For us, the last full day in Mexico was capped with an afternoon trip to the 2,000-year-old pyramids of Teotihuacán, once the largest city in the Americas, and dinner at an amazing restaurant inside a huge cave, where some of us added ant eggs and moth larvae to the gross-out-your-family Facebook photos in our collection. (The latter, called chinicuil, were delicious, with salty, nutty taste and a crunch like Cheetos.)
I was sorry we were headed home instead of going to Los Dinámos with the rest of the gang. But I also took some comfort in the knowledge that Bernardo and Steve were planning a brand-new Mexican trip, this coming January, to the rock climbing areas near the city of Guadalajara. ¡Vamos!
- For information about the Colorado Mountain School trips, visit Colorado Mountain School: Rock Climbing Mexico. Three trips to El Bajío are tentatively scheduled for this coming winter, in early December, late January, and mid-February.
- Though it can be warm in the sun, this high-elevation part of Mexico generally does not offer beach weather.

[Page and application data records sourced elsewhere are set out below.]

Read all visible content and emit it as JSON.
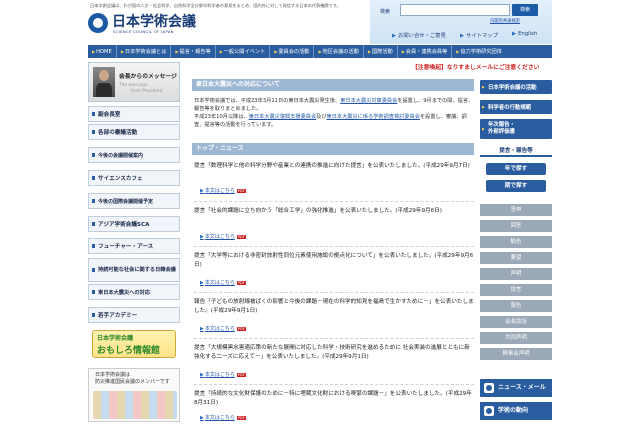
{
  "header": {
    "description": "日本学術会議は、わが国の人文・社会科学、自然科学全分野の科学者の意見をまとめ、国内外に対して発信する日本の代表機関です。",
    "logo_title": "日本学術会議",
    "logo_subtitle": "SCIENCE COUNCIL OF JAPAN",
    "search_label": "検索",
    "search_placeholder": "",
    "search_button": "検索",
    "inner_search_link": "内閣府共通検索",
    "links": [
      "お問い合せ・ご意見",
      "サイトマップ",
      "English"
    ]
  },
  "nav": {
    "items": [
      "HOME",
      "日本学術会議とは",
      "提言・報告等",
      "一般公開イベント",
      "委員会の活動",
      "地区会議の活動",
      "国際活動",
      "会員・連携会員等",
      "協力学術研究団体"
    ]
  },
  "notice": "【注意喚起】なりすましメールにご注意ください",
  "sidebar": {
    "message": {
      "title": "会長からのメッセージ",
      "en_line1": "The message",
      "en_line2": "from President"
    },
    "items": [
      "副会長室",
      "各部の審議活動",
      "今後の会議開催案内",
      "サイエンスカフェ",
      "今後の国際会議開催予定",
      "アジア学術会議SCA",
      "フューチャー・アース",
      "持続可能な社会に関する日韓会議",
      "東日本大震災への対応",
      "若手アカデミー"
    ],
    "banner_omoshiro": {
      "small": "日本学術会議",
      "big": "おもしろ情報館"
    },
    "banner_bousai": {
      "line1": "日本学術会議は",
      "line2": "防災推進国民会議のメンバーです"
    }
  },
  "main": {
    "quake_heading": "東日本大震災への対応について",
    "quake_text_1": "日本学術会議では、平成23年3月11日の東日本大震災発生後、",
    "quake_link_1": "東日本大震災対策委員会",
    "quake_text_2": "を設置し、9月までの間、提言、報告等を取りまとめました。",
    "quake_text_3": "平成23年10月以降は、",
    "quake_link_2": "東日本大震災復興支援委員会",
    "quake_text_4": "及び",
    "quake_link_3": "東日本大震災に係る学術調査検討委員会",
    "quake_text_5": "を設置し、審議、調査、提言等の活動を行っています。",
    "news_heading": "トップ・ニュース",
    "news": [
      {
        "title": "提言「数理科学と他の科学分野や産業との連携の推進に向けた提言」を公表いたしました。(平成29年9月7日)",
        "link": "本文はこちら"
      },
      {
        "title": "提言「社会的課題に立ち向かう「総合工学」の強化推進」を公表いたしました。(平成29年9月6日)",
        "link": "本文はこちら"
      },
      {
        "title": "提言「大学等における非密封放射性同位元素使用施設の拠点化について」を公表いたしました。(平成29年9月6日)",
        "link": "本文はこちら"
      },
      {
        "title": "報告「子どもの放射線被ばくの影響と今後の課題－現在の科学的知見を福島で生かすために－」を公表いたしました。(平成29年9月1日)",
        "link": "本文はこちら"
      },
      {
        "title": "提言「大規模黒水害適応策の新たな展開に対応した科学・技術研究を進めるために 社会実装の進展とともに新強化する二ーズに応えて－」を公表いたしました。(平成29年9月1日)",
        "link": "本文はこちら"
      },
      {
        "title": "提言「持続的な文化財保護のために－特に埋蔵文化財における喫緊の課題－」を公表いたしました。(平成29年8月31日)",
        "link": "本文はこちら"
      }
    ],
    "pdf_label": "PDF"
  },
  "right": {
    "buttons": [
      "日本学術会議の活動",
      "科学者の行動規範"
    ],
    "calendar": [
      "年次報告・",
      "外部評価書"
    ],
    "reports_head": "提言・報告等",
    "search_year": "年で探す",
    "search_period": "期で探す",
    "categories": [
      "答申",
      "回答",
      "勧告",
      "要望",
      "声明",
      "提言",
      "報告",
      "会長談話",
      "共同声明",
      "幹事会声明"
    ],
    "news_mail": "ニュース・メール",
    "trend": "学術の動向"
  }
}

Bring a mix of clothing, including long pants for climbing and a puffy jacket for cold mornings and nighttime outings. Good climbing conditions can be found through much of the year, but avoid the rainy summers.
- The Centro/Sur (“central and south”) volume of the two-book Guía de Escalada en México, by Oriol Anglada, covers all the crags in this article. The guidebook is written in both English and Spanish and offers good overviews of the crags. However, even though it was published in 2013, we found that many newer routes were not listed in the guidebook. Online searches will reveal various other resources, and the locals are friendly and helpful. And, if you go with Colorado Mountain School, you’ll have guides!